### Work instructions
Reading the data below, count the lines that carry the string "this". Give nothing but the count.

### Excerpts from a dataset
——————

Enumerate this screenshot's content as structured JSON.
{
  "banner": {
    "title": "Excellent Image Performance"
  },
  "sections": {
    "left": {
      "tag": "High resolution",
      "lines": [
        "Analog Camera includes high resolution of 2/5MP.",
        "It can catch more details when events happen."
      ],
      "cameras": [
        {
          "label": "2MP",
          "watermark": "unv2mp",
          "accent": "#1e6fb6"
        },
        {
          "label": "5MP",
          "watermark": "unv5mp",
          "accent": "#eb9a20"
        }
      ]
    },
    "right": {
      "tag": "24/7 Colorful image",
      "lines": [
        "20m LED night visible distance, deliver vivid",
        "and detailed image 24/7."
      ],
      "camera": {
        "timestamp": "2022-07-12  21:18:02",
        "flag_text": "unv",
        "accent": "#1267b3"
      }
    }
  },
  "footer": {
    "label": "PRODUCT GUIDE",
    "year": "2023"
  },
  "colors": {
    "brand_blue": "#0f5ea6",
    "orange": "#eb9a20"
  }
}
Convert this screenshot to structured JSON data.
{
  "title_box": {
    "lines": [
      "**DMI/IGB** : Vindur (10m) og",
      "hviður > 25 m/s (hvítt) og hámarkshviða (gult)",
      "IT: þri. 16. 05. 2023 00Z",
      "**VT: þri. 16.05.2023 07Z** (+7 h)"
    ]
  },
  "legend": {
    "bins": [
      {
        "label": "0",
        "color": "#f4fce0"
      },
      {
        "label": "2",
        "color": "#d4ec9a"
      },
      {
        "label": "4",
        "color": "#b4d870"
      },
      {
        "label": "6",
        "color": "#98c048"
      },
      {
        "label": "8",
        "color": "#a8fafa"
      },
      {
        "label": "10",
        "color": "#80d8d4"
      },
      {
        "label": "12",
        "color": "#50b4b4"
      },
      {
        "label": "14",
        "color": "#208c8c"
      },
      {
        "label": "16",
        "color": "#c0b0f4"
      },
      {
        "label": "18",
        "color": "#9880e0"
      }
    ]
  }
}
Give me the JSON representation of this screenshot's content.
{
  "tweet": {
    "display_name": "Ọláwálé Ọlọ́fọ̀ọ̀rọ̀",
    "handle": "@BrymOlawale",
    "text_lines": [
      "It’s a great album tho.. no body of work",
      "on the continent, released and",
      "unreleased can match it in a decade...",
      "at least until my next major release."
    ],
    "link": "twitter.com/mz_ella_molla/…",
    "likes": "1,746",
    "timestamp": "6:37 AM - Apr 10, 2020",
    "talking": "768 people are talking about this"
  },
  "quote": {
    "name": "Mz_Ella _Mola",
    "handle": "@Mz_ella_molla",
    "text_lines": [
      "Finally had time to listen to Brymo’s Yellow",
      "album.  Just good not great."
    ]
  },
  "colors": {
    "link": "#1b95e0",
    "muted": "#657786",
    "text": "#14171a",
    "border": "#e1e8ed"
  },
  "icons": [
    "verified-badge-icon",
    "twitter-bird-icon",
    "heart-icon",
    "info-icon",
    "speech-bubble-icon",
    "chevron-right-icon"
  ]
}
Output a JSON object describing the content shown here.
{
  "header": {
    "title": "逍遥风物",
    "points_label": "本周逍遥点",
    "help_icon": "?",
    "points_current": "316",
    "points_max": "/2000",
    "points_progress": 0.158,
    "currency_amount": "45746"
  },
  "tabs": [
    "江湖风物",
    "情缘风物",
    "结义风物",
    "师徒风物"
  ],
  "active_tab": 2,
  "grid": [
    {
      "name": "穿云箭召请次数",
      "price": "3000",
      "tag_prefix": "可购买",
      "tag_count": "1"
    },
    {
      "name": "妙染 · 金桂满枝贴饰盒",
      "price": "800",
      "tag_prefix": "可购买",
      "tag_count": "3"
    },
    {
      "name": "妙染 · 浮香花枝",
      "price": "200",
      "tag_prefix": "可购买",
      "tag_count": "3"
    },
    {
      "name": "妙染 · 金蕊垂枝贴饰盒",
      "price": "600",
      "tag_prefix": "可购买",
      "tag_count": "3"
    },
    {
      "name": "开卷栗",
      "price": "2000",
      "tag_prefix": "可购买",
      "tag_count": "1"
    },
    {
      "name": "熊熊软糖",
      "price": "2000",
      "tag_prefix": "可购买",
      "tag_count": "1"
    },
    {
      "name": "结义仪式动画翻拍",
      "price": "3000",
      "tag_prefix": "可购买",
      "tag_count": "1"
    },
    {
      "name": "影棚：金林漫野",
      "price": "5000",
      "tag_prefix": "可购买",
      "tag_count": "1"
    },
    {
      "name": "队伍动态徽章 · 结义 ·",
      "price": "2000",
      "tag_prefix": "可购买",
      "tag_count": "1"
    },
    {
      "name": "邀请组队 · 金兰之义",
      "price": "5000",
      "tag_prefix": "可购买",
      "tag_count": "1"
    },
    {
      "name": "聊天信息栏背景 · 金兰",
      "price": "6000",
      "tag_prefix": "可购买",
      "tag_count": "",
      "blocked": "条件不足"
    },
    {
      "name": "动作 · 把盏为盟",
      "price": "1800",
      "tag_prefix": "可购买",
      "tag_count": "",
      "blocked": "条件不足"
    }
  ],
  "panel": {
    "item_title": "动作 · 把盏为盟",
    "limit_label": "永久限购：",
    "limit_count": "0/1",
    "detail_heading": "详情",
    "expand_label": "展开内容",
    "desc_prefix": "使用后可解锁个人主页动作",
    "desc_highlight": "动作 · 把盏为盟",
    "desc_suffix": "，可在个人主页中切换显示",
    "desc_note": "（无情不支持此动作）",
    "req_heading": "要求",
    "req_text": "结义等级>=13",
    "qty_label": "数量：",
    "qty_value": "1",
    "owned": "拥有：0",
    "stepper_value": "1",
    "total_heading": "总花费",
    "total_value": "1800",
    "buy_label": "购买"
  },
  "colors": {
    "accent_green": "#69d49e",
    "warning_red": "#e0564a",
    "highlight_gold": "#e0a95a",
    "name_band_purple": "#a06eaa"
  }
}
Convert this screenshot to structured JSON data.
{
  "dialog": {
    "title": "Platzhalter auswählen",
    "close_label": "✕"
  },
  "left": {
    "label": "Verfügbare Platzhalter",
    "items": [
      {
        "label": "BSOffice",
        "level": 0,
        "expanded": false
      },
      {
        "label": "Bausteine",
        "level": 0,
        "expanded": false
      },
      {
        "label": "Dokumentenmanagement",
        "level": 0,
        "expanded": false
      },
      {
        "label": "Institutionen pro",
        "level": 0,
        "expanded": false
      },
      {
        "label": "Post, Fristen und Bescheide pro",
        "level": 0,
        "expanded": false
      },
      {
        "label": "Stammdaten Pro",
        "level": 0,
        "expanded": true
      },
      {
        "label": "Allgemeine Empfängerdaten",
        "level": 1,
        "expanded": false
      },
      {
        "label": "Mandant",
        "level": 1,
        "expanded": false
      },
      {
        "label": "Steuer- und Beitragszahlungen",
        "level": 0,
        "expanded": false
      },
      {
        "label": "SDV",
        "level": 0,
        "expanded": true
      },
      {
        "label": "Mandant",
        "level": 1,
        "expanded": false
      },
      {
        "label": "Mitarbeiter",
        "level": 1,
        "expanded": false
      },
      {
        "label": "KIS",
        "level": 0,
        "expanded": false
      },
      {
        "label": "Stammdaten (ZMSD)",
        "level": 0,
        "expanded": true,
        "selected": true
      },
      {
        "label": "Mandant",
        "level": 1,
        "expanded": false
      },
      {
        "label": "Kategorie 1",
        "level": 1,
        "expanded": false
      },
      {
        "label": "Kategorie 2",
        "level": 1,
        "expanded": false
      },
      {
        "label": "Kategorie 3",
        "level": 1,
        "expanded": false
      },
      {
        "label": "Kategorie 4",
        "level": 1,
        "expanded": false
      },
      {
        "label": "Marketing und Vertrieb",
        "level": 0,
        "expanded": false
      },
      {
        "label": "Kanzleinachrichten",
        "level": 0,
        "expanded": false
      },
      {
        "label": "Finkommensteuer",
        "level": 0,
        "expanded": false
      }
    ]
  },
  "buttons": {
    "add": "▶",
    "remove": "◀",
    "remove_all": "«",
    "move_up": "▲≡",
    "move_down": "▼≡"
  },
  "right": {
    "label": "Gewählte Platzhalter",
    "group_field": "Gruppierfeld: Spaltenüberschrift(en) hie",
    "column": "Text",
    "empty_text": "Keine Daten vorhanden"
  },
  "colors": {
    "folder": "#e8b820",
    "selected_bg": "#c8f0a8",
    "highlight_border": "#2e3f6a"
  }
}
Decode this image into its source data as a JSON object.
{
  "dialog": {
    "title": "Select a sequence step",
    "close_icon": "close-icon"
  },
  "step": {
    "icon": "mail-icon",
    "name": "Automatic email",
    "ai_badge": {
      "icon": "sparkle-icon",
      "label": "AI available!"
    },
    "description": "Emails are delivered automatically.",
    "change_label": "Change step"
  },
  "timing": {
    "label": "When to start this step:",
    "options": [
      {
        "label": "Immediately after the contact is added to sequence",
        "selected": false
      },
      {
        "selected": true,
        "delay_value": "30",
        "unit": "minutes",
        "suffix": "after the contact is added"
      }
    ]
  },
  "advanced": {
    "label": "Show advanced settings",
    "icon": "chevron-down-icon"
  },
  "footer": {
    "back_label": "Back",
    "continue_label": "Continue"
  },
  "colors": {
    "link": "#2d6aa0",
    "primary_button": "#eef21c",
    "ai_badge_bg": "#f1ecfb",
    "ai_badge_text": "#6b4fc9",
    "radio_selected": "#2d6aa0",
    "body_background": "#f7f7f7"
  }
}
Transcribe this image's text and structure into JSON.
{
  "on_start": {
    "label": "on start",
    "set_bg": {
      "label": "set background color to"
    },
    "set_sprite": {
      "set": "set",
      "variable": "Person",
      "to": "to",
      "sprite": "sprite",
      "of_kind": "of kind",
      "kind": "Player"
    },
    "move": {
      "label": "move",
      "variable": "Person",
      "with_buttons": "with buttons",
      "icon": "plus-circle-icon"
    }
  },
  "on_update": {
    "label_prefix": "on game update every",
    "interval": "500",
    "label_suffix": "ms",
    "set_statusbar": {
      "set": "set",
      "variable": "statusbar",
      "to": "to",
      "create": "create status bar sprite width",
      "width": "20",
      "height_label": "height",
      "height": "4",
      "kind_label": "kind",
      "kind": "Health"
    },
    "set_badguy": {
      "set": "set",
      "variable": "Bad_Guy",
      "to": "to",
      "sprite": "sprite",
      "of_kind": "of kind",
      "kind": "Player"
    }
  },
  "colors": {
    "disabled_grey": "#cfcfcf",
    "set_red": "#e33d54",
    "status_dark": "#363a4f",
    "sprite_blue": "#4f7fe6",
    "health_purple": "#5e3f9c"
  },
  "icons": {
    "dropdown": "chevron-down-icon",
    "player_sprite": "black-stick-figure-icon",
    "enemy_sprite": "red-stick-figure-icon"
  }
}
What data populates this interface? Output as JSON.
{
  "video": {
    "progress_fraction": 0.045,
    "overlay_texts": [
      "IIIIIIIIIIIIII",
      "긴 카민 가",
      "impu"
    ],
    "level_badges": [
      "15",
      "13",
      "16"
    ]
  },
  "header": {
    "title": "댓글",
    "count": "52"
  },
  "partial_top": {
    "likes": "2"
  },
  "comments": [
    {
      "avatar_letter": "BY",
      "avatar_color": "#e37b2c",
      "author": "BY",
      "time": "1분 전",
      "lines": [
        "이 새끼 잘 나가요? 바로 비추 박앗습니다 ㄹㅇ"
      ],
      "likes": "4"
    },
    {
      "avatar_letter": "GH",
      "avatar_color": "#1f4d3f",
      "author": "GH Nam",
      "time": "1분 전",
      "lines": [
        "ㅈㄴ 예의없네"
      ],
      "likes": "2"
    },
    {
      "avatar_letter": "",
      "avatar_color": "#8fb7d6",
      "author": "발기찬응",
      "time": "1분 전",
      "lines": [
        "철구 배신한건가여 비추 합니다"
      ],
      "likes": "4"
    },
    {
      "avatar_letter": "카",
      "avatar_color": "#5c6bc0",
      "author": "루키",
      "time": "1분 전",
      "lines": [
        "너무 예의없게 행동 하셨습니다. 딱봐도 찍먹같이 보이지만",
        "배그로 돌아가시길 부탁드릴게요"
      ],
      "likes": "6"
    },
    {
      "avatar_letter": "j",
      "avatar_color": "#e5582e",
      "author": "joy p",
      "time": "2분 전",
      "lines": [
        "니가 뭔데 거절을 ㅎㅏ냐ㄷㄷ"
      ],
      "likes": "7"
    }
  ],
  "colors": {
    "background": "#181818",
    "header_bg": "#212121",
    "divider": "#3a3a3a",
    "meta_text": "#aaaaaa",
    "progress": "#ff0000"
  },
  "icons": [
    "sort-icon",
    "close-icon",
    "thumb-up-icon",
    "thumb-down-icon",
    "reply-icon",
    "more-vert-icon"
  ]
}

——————

### The completed task
9